They say it’s the 50th anniversary of this, Godard’s first feature-length film, but I don’t believe ’em. For a youth movement, the nouvelle vague has aged strikingly well; sci-fi blockbusters, reissued with upgraded F/X, seem like Joan Rivers jobs by comparison. (This restoration was supervised by the original cinematographer, Raoul Coutard; it’s luminous. Considering the movie’s reputation for improvisation and innovation—deserved though it is—I’m in awe, this time around, of the filmmakers’ assured craftsmanship. But—forgive me—it’s still, by impulse, to movies what the punk movement was to the mainstream rock of its day.) Godard, already an old soul at age 29, had uncorked the fountain of mass-culture youth. One of the director’s early stateside champions, Pauline Kael, wrote that the young hero of Breathless is “romantic in a modern sense because he doesn’t care about anything but the pleasures of love and fast cars.” Not quite.

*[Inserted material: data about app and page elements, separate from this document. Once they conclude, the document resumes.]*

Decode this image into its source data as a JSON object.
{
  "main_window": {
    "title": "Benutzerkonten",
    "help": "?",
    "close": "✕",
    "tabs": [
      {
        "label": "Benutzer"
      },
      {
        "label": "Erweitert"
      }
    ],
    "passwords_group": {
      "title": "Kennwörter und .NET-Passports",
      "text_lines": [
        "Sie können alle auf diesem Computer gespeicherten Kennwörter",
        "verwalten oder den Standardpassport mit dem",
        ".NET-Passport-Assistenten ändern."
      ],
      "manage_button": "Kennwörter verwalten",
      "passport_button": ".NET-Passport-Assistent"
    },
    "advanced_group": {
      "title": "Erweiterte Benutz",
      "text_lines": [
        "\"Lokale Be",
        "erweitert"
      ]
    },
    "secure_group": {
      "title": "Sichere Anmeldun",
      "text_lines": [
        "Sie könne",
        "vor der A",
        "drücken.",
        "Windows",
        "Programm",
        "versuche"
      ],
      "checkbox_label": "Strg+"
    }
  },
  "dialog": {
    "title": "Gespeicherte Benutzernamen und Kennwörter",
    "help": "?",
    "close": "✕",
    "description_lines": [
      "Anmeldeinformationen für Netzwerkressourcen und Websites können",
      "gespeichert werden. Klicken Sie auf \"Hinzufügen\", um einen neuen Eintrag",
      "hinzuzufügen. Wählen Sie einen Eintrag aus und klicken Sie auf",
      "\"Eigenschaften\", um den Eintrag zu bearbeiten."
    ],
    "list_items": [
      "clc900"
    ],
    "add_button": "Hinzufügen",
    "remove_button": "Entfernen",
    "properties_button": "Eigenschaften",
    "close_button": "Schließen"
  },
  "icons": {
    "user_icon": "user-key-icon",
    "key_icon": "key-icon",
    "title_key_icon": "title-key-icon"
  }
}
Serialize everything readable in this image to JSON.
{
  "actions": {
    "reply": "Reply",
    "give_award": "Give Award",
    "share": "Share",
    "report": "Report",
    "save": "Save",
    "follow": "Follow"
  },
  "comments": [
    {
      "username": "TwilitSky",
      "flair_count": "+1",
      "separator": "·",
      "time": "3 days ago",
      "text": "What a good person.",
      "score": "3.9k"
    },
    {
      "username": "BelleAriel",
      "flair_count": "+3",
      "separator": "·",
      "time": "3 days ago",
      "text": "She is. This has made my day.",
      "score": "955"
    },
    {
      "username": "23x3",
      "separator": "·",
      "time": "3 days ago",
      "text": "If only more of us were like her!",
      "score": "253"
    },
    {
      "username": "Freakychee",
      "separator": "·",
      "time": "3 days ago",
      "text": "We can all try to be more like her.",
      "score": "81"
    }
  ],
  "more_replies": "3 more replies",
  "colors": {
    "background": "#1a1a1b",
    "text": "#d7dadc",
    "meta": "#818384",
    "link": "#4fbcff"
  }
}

Michel (Jean-Paul Belmondo) is romantic in a modern sense because he’d rather die a movie hero than live as a human being. He apes a picture of Humphrey Bogart’s impassive mug as if fawning over his own reflection. If all the world’s a stage, then this hedonist thinks he’s the leading man. Michel, the romantic, wants to bring the house down; but it ends up falling on him.

Generally, the most fascinating movies are made by artists in conflict with themselves. Lang was of two minds about technology; Godard’s heart is torn by pop culture. Breathless is dedicated to Monogram Pictures, once an exponent of lurid thrillers that were alimentary to the director’s imagination. But he makes Michel shallow because the character’s frame of reference—cheap American fantasy—is shallow. In a panic, Michel takes out a police officer, but his fear subsides as soon as the deed is done. He decides to book it to Italy with his girlfriend Patricia (Jean Seberg), but doesn’t object to dallying around her Paris lodgings, looking for a lay. Godard, in a telling cameo, rats out his hero to the cops. But it’s Patricia, who’s bored with this diversion and game to begin a fresh one, who effectively sells out her hood. Michel, alas, doesn’t make it to prison. To paraphrase the showman’s eulogy of old King Kong: It wasn’t the bullets; it’s movies that killed the beast. These lovebirds aren’t malicious; they’re merely oblivious to everyone else. So it’s hardly coincidental that our femme fatale is an American.

But Breathless is no naggy condemnation of movies, and even less of movie lovers. It is, instead, the first, most immediate collision of the world outside and life onscreen; the first, or the first recognized, example of an artist’s personal voice and experience rhapsodizing under the breath of a commercial-film genre. The historical period in which it was made, so elegiacally stylized in A Single Man and beautifully rendered in An Education, is vividly revived here—so tensely present that immortality seems not just possible but proven. Rather than nail this butterfly’s wings to their historical context, go back and analyze its cocoon, or study the eggs this fertile caper hatched, I’ll just say that the film’s both an enrapturing character study and a furtively insouciant comedy, and that it may be the chillest, illest, coolest, chicest movie ever made, I don’t care what you think, it is.